In a previous blog post, we laid out the basic charges and penalties for soliciting a prostitute in Minnesota. If you want to better understand what you are facing, checking it out may clear a few things up for you.
But what about when your specific circumstances lead to you facing additional penalties? How does that impact your defense strategy?
Penalties Depend on Age and Location
Remember that basic penalties serve as just the minimum requirements if you are convicted, and additional penalties may be added on to your case. For example, if you are charged with prostitution that involves an adult, you may be hit with extra penalties for where you engaged in the act. Public places, your car, and if you are in the vicinity of a park or school zone, you will face additional jail time and fees.
If you are charged with soliciting a minor, the penalties upon conviction will depend on the age of the minor. For example, soliciting a prostitute who is 16 or 17 years old can result in up to 10 years in prison and $10,000 in fines. Soliciting a child under the age of 13 can result in up to 20 years in prison and $40,000 in fines.
Knowing these additional penalties may be able to help you mitigate your sentence. If the location of the incident is causing you extra problems, you may want to focus on a strategy attempting to prove that the crime occurred in a more acceptable space rather than arguing your overall innocence.
Unfortunately, mistaking a minor prostitute as an adult is not a valid defense strategy in the state of Minnesota. Neither is having consent.
However, there are exceptions to prostitution laws that can inform the defense strategy you use in court. By applying the following strategies and enlisting the help of an experienced criminal defense lawyer, the court may drop charges or eliminate penalties against you.
Exceptions to Prostitution Charges. Minnesota law recognizes that often young prostitutes enter the business because they have nowhere else to turn and must support their families. Because of this, there are exceptions for cases like this. The following individuals are considered exempt from charges of benefitting financially from sex trafficking:
- Minors who are dependent on earnings as a prostitute or benefit from an individual’s earnings that come from prostitution
- Seniors (over the age of 55) who benefit from a child’s earnings from prostitution, or those who were unaware the earnings were from prostitution
- Caretakers who are housing prostitutes through public or private social service agency residential placements
If these exceptions apply to you and you are facing charges, contact a knowledgeable prostitution attorney immediately.

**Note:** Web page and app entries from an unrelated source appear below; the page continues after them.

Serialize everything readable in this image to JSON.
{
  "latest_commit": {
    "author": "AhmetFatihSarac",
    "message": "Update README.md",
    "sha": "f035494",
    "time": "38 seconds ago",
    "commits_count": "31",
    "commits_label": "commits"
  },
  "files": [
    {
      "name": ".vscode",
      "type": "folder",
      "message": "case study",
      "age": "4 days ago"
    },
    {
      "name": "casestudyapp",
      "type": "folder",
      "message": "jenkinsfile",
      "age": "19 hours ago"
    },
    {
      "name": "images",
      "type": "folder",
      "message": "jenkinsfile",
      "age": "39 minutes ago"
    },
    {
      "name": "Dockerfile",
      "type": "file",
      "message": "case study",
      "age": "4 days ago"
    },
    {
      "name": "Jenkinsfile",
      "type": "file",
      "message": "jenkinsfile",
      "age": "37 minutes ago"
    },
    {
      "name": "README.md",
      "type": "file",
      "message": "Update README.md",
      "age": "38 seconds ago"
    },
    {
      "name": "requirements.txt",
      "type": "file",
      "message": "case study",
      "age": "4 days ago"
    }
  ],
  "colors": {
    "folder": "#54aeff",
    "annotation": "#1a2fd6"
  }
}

Entrapment. Law enforcement sometimes sets up “stings” to catch criminals in the act of engaging in prostitution. Undercover officers may pose as prostitutes, johns, customers, and so on in order to lure people into committing these crimes. Sometimes, however, they can cross the line in their efforts and commit entrapment. Knowing the signs of entrapment may be the key to getting your charges dropped.
One Defense That Typically Doesn’t Work. We mentioned earlier that mistakes in age or consent will not work to defend prostitution charges. Well, there’s one more big one that most people shouldn’t attempt, but many ask about: arguing that you didn’t do it.

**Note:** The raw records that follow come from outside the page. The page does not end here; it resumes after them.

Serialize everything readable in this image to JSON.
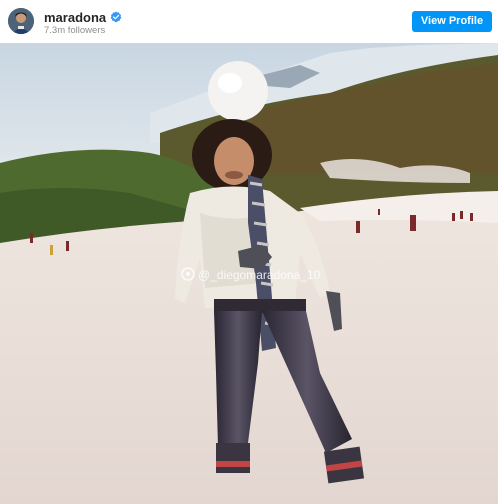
{
  "post": {
    "username": "maradona",
    "followers": "7.3m followers",
    "view_profile_label": "View Profile",
    "verified_icon": "verified-badge-icon",
    "accent_color": "#0095f6"
  },
  "photo": {
    "watermark": "@_diegomaradona_10"
  }
}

Now, there are certainly exceptions to this rule. Maybe you were caught on video but it is a case of mistaken identity and you and provide incontrovertible evidence that you were somewhere else at the time. Great.
But in most cases, “I didn’t do it” isn’t a proper defense. There is usually solid evidence against this claim, especially if you were caught red-handed in a prostitution sting.
About the Author:
Christopher Keyser is a Minneapolis-based criminal and DWI defense attorney known for fighting aggressively for his clients and utilizing innovative tactics to get the most positive results. He has been featured in numerous media outlets due to the breadth and depth of his knowledge, and recognized as a Minnesota Super Lawyers Rising Star (2014–2016), a Top 100 Trial Lawyer (2013–2016), and a Top 40 Under 40 Attorney (2013–2016).